Meaning of HIRE in English

I. ˈhī(ə)r, ˈhīə noun

( -s )

Etymology: Middle English, from Old English hȳr; akin to Old Frisian hēre tax, lease, rent, Old Saxon hūra, hūria, Middle Low German & Middle Dutch hūre


a. : payment for the temporary use of something

the heaviest single item of government expenditure is … the hire of the money we borrowed for the war — G.B.Shaw

b. : payment for labor or personal services : wages

the laborer is worthy of his hire — Lk 10:7 (Authorized Version)



(1) : the act of hiring

the government office which controlled the hire of coolies — Dillon Ripley

(2) : an instance of such act

the monthly base compensation payroll … is $70,000 as the result of new hires and merit and length-of-service increases — U.S. Code

b. : the state of being hired : employment

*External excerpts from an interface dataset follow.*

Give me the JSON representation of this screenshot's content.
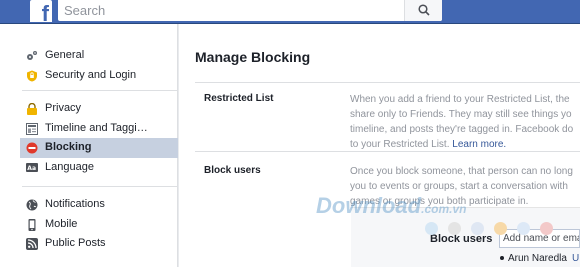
{
  "header": {
    "logo_letter": "f",
    "search_placeholder": "Search"
  },
  "sidebar": {
    "groups": [
      [
        {
          "label": "General",
          "icon": "gear-cog-icon"
        },
        {
          "label": "Security and Login",
          "icon": "security-badge-icon"
        }
      ],
      [
        {
          "label": "Privacy",
          "icon": "lock-icon"
        },
        {
          "label": "Timeline and Taggi…",
          "icon": "timeline-icon"
        },
        {
          "label": "Blocking",
          "icon": "blocking-icon",
          "active": true
        },
        {
          "label": "Language",
          "icon": "language-icon"
        }
      ],
      [
        {
          "label": "Notifications",
          "icon": "globe-icon"
        },
        {
          "label": "Mobile",
          "icon": "mobile-icon"
        },
        {
          "label": "Public Posts",
          "icon": "rss-icon"
        }
      ]
    ]
  },
  "main": {
    "title": "Manage Blocking",
    "restricted": {
      "label": "Restricted List",
      "lines": [
        "When you add a friend to your Restricted List, the",
        "share only to Friends. They may still see things yo",
        "timeline, and posts they're tagged in. Facebook do",
        "to your Restricted List."
      ],
      "learn_more": "Learn more."
    },
    "block_users": {
      "label": "Block users",
      "lines": [
        "Once you block someone, that person can no long",
        "you to events or groups, start a conversation with",
        "games or groups you both participate in."
      ],
      "panel_label": "Block users",
      "input_placeholder": "Add name or ema",
      "blocked_user": "Arun Naredla",
      "unblock_partial": "U"
    }
  },
  "watermark": {
    "text": "Download",
    "suffix": ".com.vn",
    "dot_colors": [
      "#d6e7f5",
      "#e4e4e4",
      "#dfe7f3",
      "#f7d9a8",
      "#dde9f7",
      "#f3c9c9"
    ]
  },
  "colors": {
    "brand": "#4267b2",
    "link": "#365899",
    "active_bg": "#c6d0e0"
  }
}
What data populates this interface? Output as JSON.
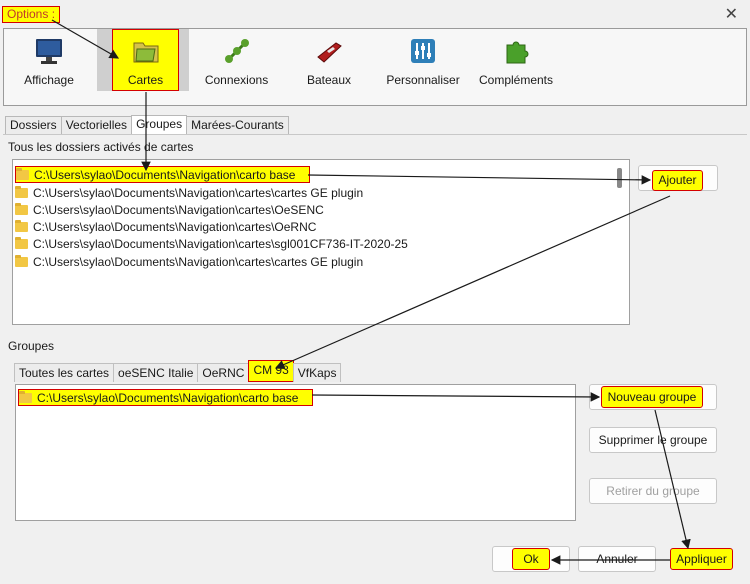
{
  "title_annotation": "Options :",
  "toolbar": {
    "items": [
      {
        "label": "Affichage",
        "icon": "monitor-icon"
      },
      {
        "label": "Cartes",
        "icon": "map-folder-icon"
      },
      {
        "label": "Connexions",
        "icon": "connections-icon"
      },
      {
        "label": "Bateaux",
        "icon": "boat-icon"
      },
      {
        "label": "Personnaliser",
        "icon": "sliders-icon"
      },
      {
        "label": "Compléments",
        "icon": "puzzle-icon"
      }
    ]
  },
  "tabs": [
    "Dossiers",
    "Vectorielles",
    "Groupes",
    "Marées-Courants"
  ],
  "active_tab": "Groupes",
  "folders_section": {
    "label": "Tous les dossiers activés de cartes",
    "items": [
      "C:\\Users\\sylao\\Documents\\Navigation\\carto base",
      "C:\\Users\\sylao\\Documents\\Navigation\\cartes\\cartes GE plugin",
      "C:\\Users\\sylao\\Documents\\Navigation\\cartes\\OeSENC",
      "C:\\Users\\sylao\\Documents\\Navigation\\cartes\\OeRNC",
      "C:\\Users\\sylao\\Documents\\Navigation\\cartes\\sgl001CF736-IT-2020-25",
      "C:\\Users\\sylao\\Documents\\Navigation\\cartes\\cartes GE plugin"
    ],
    "add_button": "Ajouter"
  },
  "groups_section": {
    "label": "Groupes",
    "tabs": [
      "Toutes les cartes",
      "oeSENC Italie",
      "OeRNC",
      "CM 93",
      "VfKaps"
    ],
    "active_tab": "CM 93",
    "items": [
      "C:\\Users\\sylao\\Documents\\Navigation\\carto base"
    ],
    "new_group": "Nouveau groupe",
    "delete_group": "Supprimer le groupe",
    "remove_from_group": "Retirer du groupe"
  },
  "footer": {
    "ok": "Ok",
    "cancel": "Annuler",
    "apply": "Appliquer"
  },
  "colors": {
    "highlight": "#ffff00",
    "highlight_border": "#d40000",
    "arrow": "#1a1a1a"
  }
}
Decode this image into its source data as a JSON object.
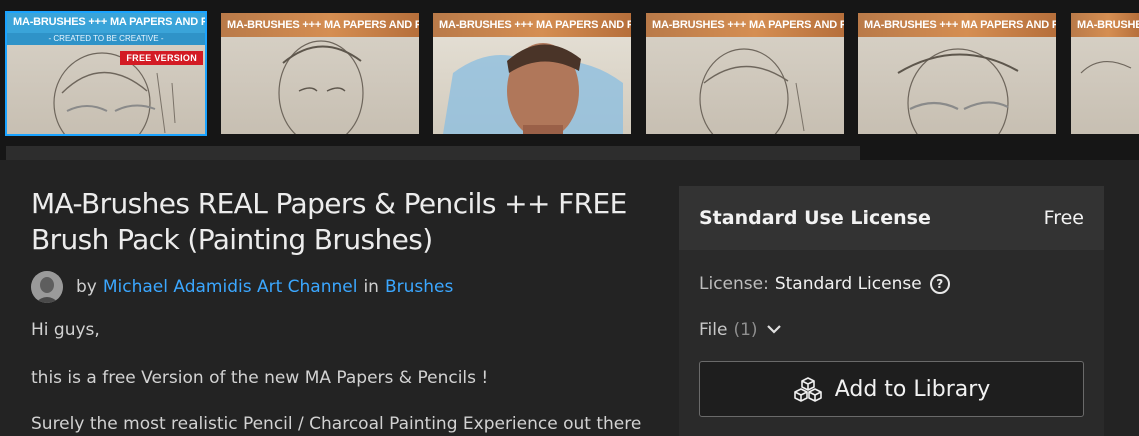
{
  "thumbnails": [
    {
      "banner": "MA-BRUSHES +++ MA PAPERS AND PENCILS",
      "subtitle": "- CREATED TO BE CREATIVE -",
      "tag": "FREE VERSION",
      "active": true
    },
    {
      "banner": "MA-BRUSHES +++ MA PAPERS AND PENCILS"
    },
    {
      "banner": "MA-BRUSHES +++ MA PAPERS AND PENCILS"
    },
    {
      "banner": "MA-BRUSHES +++ MA PAPERS AND PENCILS"
    },
    {
      "banner": "MA-BRUSHES +++ MA PAPERS AND PENCILS"
    },
    {
      "banner": "MA-BRUSHES +++ MA PAPERS AND PENCILS"
    }
  ],
  "product": {
    "title": "MA-Brushes REAL Papers & Pencils ++ FREE Brush Pack (Painting Brushes)",
    "by_label": "by",
    "author": "Michael Adamidis Art Channel",
    "in_label": "in",
    "category": "Brushes"
  },
  "description": [
    "Hi guys,",
    "this is a free Version of the new MA Papers & Pencils !",
    "Surely the most realistic Pencil / Charcoal Painting Experience out there"
  ],
  "license_panel": {
    "name": "Standard Use License",
    "price": "Free",
    "license_label": "License:",
    "license_value": "Standard License",
    "file_label": "File",
    "file_count": "(1)",
    "add_button": "Add to Library"
  },
  "colors": {
    "accent": "#3ba7ff",
    "active_outline": "#1aa3ff",
    "background": "#232323",
    "panel": "#2a2a2a"
  }
}
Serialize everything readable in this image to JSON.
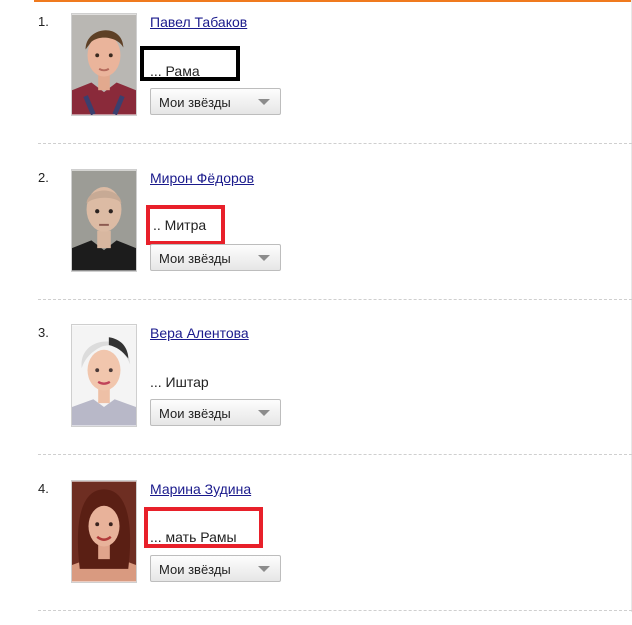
{
  "cast": [
    {
      "number": "1.",
      "actor": "Павел Табаков",
      "role": "... Рама",
      "stars_select": "Мои звёзды",
      "highlight_color": "#000000"
    },
    {
      "number": "2.",
      "actor": "Мирон Фёдоров",
      "role": ".. Митра",
      "stars_select": "Мои звёзды",
      "highlight_color": "#e8202a"
    },
    {
      "number": "3.",
      "actor": "Вера Алентова",
      "role": "... Иштар",
      "stars_select": "Мои звёзды"
    },
    {
      "number": "4.",
      "actor": "Марина Зудина",
      "role": "... мать Рамы",
      "stars_select": "Мои звёзды",
      "highlight_color": "#e8202a"
    }
  ],
  "colors": {
    "accent_rule": "#f07a1e",
    "link": "#1a1a8c"
  },
  "icons": {
    "dropdown": "chevron-down-icon"
  }
}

men of every political leaning are in the hire of big corporations — Robert Shaplen

Synonyms: see wage

- for hire

II. verb

( -ed/-ing/-s )

Etymology: Middle English hiren, from Old English hȳrian; akin to Old Frisian hēra to lease, Middle Low German & Middle Dutch huren; denominatives from the root of English hire (I)

transitive verb


a. : to engage the personal services of for a fixed sum : employ for wages

many clergy fought in person, and others hired substitutes — G.G.Coulton

the leader … hires staff people to think up the ideas — W.H.Whyte

— sometimes used with away or on

can hire them away from any company … if you offer them a few more dollars — W.J.Reilly

the crew was fully hired on — John Hersey

b. : to engage the temporary use of for a fixed sum

came down with a hundred people in four private cars and hired a whole floor of the … hotel — Scott Fitzgerald

hired a car for the afternoon — Elizabeth Bowen

c. archaic : borrow

she can hire the money, and I know she will pay you — A.D.McFaul


a. : to grant the personal services of for a fixed sum — often used with out

have been hiring themselves out as practical consultants — Vance Packard

the colonel had hired out most of his slaves — Winston Churchill

b. : to grant the temporary use of for a fixed sum

bored-looking camels which they hire to visitors as props for exotic snapshots — Mollie Panter-Downes

— often used with out

the town council hired out chairs for visitors — B.L.K.Henderson

3. : to pay for having (something done)

my father … had to hire all his share of the farm work done — W.A.White

intransitive verb

: to accept employment

asked me if I would hire with him to tend shop and keep books — John Woolman

- hire one's time

III. noun

: one who is hired

met the new hires

Webster's New International English Dictionary.      Новый международный словарь английского языка Webster.